WHAT IS EXPECTED: Print the full listing once more, exactly as given.

ENTRIES SHOWN:
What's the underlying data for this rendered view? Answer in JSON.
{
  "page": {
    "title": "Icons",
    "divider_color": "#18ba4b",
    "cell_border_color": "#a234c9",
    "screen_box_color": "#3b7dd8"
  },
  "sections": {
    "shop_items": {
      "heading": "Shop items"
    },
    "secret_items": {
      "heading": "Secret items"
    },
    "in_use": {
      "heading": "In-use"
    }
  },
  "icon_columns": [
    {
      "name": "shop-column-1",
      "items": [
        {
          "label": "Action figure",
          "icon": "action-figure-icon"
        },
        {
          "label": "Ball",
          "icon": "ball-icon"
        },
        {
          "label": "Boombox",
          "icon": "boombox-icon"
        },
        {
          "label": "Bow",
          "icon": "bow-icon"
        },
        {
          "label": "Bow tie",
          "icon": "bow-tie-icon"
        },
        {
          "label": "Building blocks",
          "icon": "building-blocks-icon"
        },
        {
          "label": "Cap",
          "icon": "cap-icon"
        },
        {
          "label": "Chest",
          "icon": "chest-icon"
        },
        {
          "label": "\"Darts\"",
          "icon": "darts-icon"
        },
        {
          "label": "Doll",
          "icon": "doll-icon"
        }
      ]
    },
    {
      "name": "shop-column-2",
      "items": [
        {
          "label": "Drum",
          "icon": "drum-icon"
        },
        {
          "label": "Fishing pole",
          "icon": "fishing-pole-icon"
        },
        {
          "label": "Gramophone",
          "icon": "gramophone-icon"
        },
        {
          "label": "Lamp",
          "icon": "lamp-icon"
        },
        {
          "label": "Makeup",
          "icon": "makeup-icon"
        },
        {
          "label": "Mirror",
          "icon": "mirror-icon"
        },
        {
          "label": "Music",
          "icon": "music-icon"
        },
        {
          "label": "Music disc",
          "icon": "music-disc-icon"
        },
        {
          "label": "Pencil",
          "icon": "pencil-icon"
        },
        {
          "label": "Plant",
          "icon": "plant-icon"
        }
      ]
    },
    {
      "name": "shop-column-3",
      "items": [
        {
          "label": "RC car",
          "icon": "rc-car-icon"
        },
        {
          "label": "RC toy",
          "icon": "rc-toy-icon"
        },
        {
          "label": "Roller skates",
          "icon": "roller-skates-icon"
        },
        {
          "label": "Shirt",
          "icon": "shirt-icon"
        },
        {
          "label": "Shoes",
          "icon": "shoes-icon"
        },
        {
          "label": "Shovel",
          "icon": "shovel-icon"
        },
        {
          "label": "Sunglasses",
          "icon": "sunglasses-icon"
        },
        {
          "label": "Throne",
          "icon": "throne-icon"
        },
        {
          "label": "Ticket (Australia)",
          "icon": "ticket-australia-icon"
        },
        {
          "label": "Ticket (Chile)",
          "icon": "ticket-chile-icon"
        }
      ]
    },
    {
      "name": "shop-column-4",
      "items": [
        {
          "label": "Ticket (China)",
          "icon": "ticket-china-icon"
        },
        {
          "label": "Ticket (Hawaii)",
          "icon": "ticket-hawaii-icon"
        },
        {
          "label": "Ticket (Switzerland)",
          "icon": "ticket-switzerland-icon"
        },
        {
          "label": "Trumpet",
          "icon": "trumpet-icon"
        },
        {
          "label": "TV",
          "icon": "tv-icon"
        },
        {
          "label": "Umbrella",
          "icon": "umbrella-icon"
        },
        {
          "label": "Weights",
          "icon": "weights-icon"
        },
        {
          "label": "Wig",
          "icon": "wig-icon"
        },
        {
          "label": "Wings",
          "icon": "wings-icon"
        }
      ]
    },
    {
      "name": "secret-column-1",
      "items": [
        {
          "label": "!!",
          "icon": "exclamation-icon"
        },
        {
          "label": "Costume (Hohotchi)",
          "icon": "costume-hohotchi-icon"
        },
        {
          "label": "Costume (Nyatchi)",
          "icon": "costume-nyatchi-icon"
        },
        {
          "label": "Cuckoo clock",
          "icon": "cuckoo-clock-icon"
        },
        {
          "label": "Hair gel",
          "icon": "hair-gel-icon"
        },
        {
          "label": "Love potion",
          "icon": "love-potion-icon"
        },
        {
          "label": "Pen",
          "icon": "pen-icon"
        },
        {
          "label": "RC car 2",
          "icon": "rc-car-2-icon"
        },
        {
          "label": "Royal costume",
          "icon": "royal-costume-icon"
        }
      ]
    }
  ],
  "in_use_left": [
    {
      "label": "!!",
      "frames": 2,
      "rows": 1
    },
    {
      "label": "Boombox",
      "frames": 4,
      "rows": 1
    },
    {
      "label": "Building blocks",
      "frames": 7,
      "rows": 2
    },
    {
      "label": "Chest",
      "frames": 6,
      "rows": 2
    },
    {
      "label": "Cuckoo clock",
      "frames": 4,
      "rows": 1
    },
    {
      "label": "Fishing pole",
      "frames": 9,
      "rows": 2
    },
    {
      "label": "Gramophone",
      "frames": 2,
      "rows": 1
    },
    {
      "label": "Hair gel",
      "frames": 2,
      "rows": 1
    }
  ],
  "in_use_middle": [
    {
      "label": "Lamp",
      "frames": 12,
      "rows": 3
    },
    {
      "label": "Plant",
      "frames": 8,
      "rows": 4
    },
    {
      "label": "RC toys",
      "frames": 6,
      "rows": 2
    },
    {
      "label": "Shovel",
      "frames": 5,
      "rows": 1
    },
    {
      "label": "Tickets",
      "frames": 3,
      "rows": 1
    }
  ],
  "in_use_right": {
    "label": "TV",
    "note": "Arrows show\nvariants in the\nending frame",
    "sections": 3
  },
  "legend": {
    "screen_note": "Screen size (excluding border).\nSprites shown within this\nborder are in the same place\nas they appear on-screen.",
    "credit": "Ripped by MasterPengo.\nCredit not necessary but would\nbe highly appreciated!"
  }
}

WRITTEN RESPONSE:
What's the underlying data for this rendered view? Answer in JSON.
{
  "page": {
    "title": "Icons",
    "divider_color": "#18ba4b",
    "cell_border_color": "#a234c9",
    "screen_box_color": "#3b7dd8"
  },
  "sections": {
    "shop_items": {
      "heading": "Shop items"
    },
    "secret_items": {
      "heading": "Secret items"
    },
    "in_use": {
      "heading": "In-use"
    }
  },
  "icon_columns": [
    {
      "name": "shop-column-1",
      "items": [
        {
          "label": "Action figure",
          "icon": "action-figure-icon"
        },
        {
          "label": "Ball",
          "icon": "ball-icon"
        },
        {
          "label": "Boombox",
          "icon": "boombox-icon"
        },
        {
          "label": "Bow",
          "icon": "bow-icon"
        },
        {
          "label": "Bow tie",
          "icon": "bow-tie-icon"
        },
        {
          "label": "Building blocks",
          "icon": "building-blocks-icon"
        },
        {
          "label": "Cap",
          "icon": "cap-icon"
        },
        {
          "label": "Chest",
          "icon": "chest-icon"
        },
        {
          "label": "\"Darts\"",
          "icon": "darts-icon"
        },
        {
          "label": "Doll",
          "icon": "doll-icon"
        }
      ]
    },
    {
      "name": "shop-column-2",
      "items": [
        {
          "label": "Drum",
          "icon": "drum-icon"
        },
        {
          "label": "Fishing pole",
          "icon": "fishing-pole-icon"
        },
        {
          "label": "Gramophone",
          "icon": "gramophone-icon"
        },
        {
          "label": "Lamp",
          "icon": "lamp-icon"
        },
        {
          "label": "Makeup",
          "icon": "makeup-icon"
        },
        {
          "label": "Mirror",
          "icon": "mirror-icon"
        },
        {
          "label": "Music",
          "icon": "music-icon"
        },
        {
          "label": "Music disc",
          "icon": "music-disc-icon"
        },
        {
          "label": "Pencil",
          "icon": "pencil-icon"
        },
        {
          "label": "Plant",
          "icon": "plant-icon"
        }
      ]
    },
    {
      "name": "shop-column-3",
      "items": [
        {
          "label": "RC car",
          "icon": "rc-car-icon"
        },
        {
          "label": "RC toy",
          "icon": "rc-toy-icon"
        },
        {
          "label": "Roller skates",
          "icon": "roller-skates-icon"
        },
        {
          "label": "Shirt",
          "icon": "shirt-icon"
        },
        {
          "label": "Shoes",
          "icon": "shoes-icon"
        },
        {
          "label": "Shovel",
          "icon": "shovel-icon"
        },
        {
          "label": "Sunglasses",
          "icon": "sunglasses-icon"
        },
        {
          "label": "Throne",
          "icon": "throne-icon"
        },
        {
          "label": "Ticket (Australia)",
          "icon": "ticket-australia-icon"
        },
        {
          "label": "Ticket (Chile)",
          "icon": "ticket-chile-icon"
        }
      ]
    },
    {
      "name": "shop-column-4",
      "items": [
        {
          "label": "Ticket (China)",
          "icon": "ticket-china-icon"
        },
        {
          "label": "Ticket (Hawaii)",
          "icon": "ticket-hawaii-icon"
        },
        {
          "label": "Ticket (Switzerland)",
          "icon": "ticket-switzerland-icon"
        },
        {
          "label": "Trumpet",
          "icon": "trumpet-icon"
        },
        {
          "label": "TV",
          "icon": "tv-icon"
        },
        {
          "label": "Umbrella",
          "icon": "umbrella-icon"
        },
        {
          "label": "Weights",
          "icon": "weights-icon"
        },
        {
          "label": "Wig",
          "icon": "wig-icon"
        },
        {
          "label": "Wings",
          "icon": "wings-icon"
        }
      ]
    },
    {
      "name": "secret-column-1",
      "items": [
        {
          "label": "!!",
          "icon": "exclamation-icon"
        },
        {
          "label": "Costume (Hohotchi)",
          "icon": "costume-hohotchi-icon"
        },
        {
          "label": "Costume (Nyatchi)",
          "icon": "costume-nyatchi-icon"
        },
        {
          "label": "Cuckoo clock",
          "icon": "cuckoo-clock-icon"
        },
        {
          "label": "Hair gel",
          "icon": "hair-gel-icon"
        },
        {
          "label": "Love potion",
          "icon": "love-potion-icon"
        },
        {
          "label": "Pen",
          "icon": "pen-icon"
        },
        {
          "label": "RC car 2",
          "icon": "rc-car-2-icon"
        },
        {
          "label": "Royal costume",
          "icon": "royal-costume-icon"
        }
      ]
    }
  ],
  "in_use_left": [
    {
      "label": "!!",
      "frames": 2,
      "rows": 1
    },
    {
      "label": "Boombox",
      "frames": 4,
      "rows": 1
    },
    {
      "label": "Building blocks",
      "frames": 7,
      "rows": 2
    },
    {
      "label": "Chest",
      "frames": 6,
      "rows": 2
    },
    {
      "label": "Cuckoo clock",
      "frames": 4,
      "rows": 1
    },
    {
      "label": "Fishing pole",
      "frames": 9,
      "rows": 2
    },
    {
      "label": "Gramophone",
      "frames": 2,
      "rows": 1
    },
    {
      "label": "Hair gel",
      "frames": 2,
      "rows": 1
    }
  ],
  "in_use_middle": [
    {
      "label": "Lamp",
      "frames": 12,
      "rows": 3
    },
    {
      "label": "Plant",
      "frames": 8,
      "rows": 4
    },
    {
      "label": "RC toys",
      "frames": 6,
      "rows": 2
    },
    {
      "label": "Shovel",
      "frames": 5,
      "rows": 1
    },
    {
      "label": "Tickets",
      "frames": 3,
      "rows": 1
    }
  ],
  "in_use_right": {
    "label": "TV",
    "note": "Arrows show\nvariants in the\nending frame",
    "sections": 3
  },
  "legend": {
    "screen_note": "Screen size (excluding border).\nSprites shown within this\nborder are in the same place\nas they appear on-screen.",
    "credit": "Ripped by MasterPengo.\nCredit not necessary but would\nbe highly appreciated!"
  }
}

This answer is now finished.